    • Hi Jon, I wasn’t suggesting cause and effect as much as a possible goal from which we might “work the problem backwards”. You’re right that it might be hard. I’m just suggesting we make it a big hairy audacious goal and see what we come up with.

      As an example, I took on a hairy conflict around backcountry recreation ages ago. Instead of the usual extended planning process, I took the participants through a much briefer (1 yr) process during which we established a vision, key principles for working together, and a five year “plan” or calendar by which we would would work through real issues on the ground, moving some into an appropriate NEPA process and others into immediate action because NEPA clearance already covered those.

      The best part is the groups that were at such loggerheads found ways to work together to help with implementation, reducing costs to the agency and allowing for more to be done. There was a willingness to live with and help, not on everything, but on more than anyone thought possible when we started.

      Hope this helps…

        • Interesting question. I have one of the original documents, which does a great job of describing the process (says me, the author… ?). Whether a more objective write-up is available, I don’t know. I did the project in 1994-1995 for the NPS.

          The unit won a National Planning Project of the Year Award, which I attribute to the wonderful championing by the Superintendent and the fact that the community really did get beyond some significant loggerheads. During the spring of the project, the Oklahoma City bombing occurred and anti-federalism sentiment was especially strong. Made for a tense context.

          Nevertheless, in the year after we completed the original planning work, the Park’s Friends Group was able to raise about $500k for implementation, much of which they pursued in both physical and financial partnership with the NPS by underwriting work and, in effect, supplementing the local NPS budget. That put pressure on NPS to make progress on the subsequent NEPA compliance work.

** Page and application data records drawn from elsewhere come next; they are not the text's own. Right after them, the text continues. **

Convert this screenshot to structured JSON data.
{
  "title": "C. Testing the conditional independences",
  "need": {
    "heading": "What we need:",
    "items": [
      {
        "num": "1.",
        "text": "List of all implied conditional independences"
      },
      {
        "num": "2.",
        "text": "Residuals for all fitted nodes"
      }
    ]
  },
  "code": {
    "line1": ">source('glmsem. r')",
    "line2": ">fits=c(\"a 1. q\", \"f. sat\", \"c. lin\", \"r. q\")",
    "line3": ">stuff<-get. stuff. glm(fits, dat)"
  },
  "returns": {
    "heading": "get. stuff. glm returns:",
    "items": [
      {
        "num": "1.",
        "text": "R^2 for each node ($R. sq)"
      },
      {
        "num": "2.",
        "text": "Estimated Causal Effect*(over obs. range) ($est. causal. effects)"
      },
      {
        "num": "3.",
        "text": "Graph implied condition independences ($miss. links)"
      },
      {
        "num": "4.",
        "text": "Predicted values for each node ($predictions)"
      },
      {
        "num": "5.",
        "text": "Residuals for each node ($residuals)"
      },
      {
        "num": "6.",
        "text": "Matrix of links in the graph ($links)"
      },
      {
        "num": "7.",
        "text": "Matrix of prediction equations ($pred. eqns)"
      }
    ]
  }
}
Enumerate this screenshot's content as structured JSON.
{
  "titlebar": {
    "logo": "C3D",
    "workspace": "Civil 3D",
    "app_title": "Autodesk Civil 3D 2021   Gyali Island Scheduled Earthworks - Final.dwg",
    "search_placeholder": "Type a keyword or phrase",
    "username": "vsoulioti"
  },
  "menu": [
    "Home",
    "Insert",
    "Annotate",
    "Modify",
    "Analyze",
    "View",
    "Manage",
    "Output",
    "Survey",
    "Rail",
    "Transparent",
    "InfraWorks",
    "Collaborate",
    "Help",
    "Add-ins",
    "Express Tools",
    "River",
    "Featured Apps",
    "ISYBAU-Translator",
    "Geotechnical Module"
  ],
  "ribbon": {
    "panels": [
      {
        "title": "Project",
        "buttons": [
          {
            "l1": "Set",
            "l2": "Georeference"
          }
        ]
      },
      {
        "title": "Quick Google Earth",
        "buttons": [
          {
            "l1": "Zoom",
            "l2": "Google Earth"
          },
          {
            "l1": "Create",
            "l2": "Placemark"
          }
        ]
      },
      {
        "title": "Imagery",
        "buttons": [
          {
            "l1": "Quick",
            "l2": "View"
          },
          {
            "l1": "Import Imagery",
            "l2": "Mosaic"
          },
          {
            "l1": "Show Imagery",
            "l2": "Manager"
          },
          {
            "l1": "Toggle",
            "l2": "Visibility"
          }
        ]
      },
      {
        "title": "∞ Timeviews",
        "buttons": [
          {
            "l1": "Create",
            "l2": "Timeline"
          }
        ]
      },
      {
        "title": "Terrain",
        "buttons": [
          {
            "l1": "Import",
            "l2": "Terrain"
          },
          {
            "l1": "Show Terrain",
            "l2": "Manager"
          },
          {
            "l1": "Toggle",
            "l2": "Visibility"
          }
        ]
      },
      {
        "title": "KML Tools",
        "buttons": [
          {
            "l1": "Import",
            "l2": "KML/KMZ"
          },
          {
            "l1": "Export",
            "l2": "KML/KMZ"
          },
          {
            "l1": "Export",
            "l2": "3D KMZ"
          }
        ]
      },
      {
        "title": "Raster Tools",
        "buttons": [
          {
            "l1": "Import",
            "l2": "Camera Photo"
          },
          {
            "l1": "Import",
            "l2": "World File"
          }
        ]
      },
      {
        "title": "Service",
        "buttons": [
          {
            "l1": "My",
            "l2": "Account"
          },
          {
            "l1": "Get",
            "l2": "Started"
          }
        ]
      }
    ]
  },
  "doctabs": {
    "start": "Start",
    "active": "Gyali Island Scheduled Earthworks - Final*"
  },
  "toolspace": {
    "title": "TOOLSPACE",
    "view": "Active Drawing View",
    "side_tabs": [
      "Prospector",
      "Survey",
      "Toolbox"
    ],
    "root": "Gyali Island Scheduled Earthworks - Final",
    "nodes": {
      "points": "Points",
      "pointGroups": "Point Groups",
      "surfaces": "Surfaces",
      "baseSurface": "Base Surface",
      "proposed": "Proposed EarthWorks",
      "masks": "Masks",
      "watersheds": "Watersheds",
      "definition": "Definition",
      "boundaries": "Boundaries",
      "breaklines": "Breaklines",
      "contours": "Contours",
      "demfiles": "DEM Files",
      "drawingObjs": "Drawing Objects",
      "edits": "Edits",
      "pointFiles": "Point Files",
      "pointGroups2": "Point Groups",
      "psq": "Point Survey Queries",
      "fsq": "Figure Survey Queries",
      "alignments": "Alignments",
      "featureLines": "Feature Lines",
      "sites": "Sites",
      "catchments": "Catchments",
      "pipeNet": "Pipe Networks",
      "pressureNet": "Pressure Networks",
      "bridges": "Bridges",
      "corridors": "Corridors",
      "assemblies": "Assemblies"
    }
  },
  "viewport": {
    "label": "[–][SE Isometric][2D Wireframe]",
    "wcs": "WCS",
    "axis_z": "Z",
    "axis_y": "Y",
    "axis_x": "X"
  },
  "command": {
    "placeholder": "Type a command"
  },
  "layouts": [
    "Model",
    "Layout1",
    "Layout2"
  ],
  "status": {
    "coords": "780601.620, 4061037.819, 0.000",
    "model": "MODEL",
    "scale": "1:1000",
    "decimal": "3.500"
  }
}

          It would be interesting to write about it from a 25 year perspective. My guess is it would offer some insights into what worked and why, as well as what might have been done differently given the benefit of hindsight. Some lessons might still apply today, despite the fact that policies and direction are different.


Leave a Comment